▸ **Extracted entries**:
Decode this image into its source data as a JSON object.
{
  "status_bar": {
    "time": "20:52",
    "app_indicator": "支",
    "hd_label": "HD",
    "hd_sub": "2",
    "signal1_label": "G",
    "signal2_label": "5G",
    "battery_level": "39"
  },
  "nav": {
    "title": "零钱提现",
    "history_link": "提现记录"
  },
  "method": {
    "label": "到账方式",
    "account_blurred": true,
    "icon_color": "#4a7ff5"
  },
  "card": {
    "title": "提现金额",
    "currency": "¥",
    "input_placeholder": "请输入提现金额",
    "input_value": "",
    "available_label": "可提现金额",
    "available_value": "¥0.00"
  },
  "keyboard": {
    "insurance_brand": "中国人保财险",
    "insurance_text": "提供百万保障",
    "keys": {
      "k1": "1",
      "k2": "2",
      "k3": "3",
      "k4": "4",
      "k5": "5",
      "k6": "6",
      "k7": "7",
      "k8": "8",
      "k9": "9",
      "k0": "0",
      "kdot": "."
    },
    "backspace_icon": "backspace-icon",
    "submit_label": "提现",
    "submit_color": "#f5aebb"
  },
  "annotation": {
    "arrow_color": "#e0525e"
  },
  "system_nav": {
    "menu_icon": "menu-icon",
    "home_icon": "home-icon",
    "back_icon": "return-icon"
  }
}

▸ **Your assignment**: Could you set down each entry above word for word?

▸ **Output of the task**:
Decode this image into its source data as a JSON object.
{
  "status_bar": {
    "time": "20:52",
    "app_indicator": "支",
    "hd_label": "HD",
    "hd_sub": "2",
    "signal1_label": "G",
    "signal2_label": "5G",
    "battery_level": "39"
  },
  "nav": {
    "title": "零钱提现",
    "history_link": "提现记录"
  },
  "method": {
    "label": "到账方式",
    "account_blurred": true,
    "icon_color": "#4a7ff5"
  },
  "card": {
    "title": "提现金额",
    "currency": "¥",
    "input_placeholder": "请输入提现金额",
    "input_value": "",
    "available_label": "可提现金额",
    "available_value": "¥0.00"
  },
  "keyboard": {
    "insurance_brand": "中国人保财险",
    "insurance_text": "提供百万保障",
    "keys": {
      "k1": "1",
      "k2": "2",
      "k3": "3",
      "k4": "4",
      "k5": "5",
      "k6": "6",
      "k7": "7",
      "k8": "8",
      "k9": "9",
      "k0": "0",
      "kdot": "."
    },
    "backspace_icon": "backspace-icon",
    "submit_label": "提现",
    "submit_color": "#f5aebb"
  },
  "annotation": {
    "arrow_color": "#e0525e"
  },
  "system_nav": {
    "menu_icon": "menu-icon",
    "home_icon": "home-icon",
    "back_icon": "return-icon"
  }
}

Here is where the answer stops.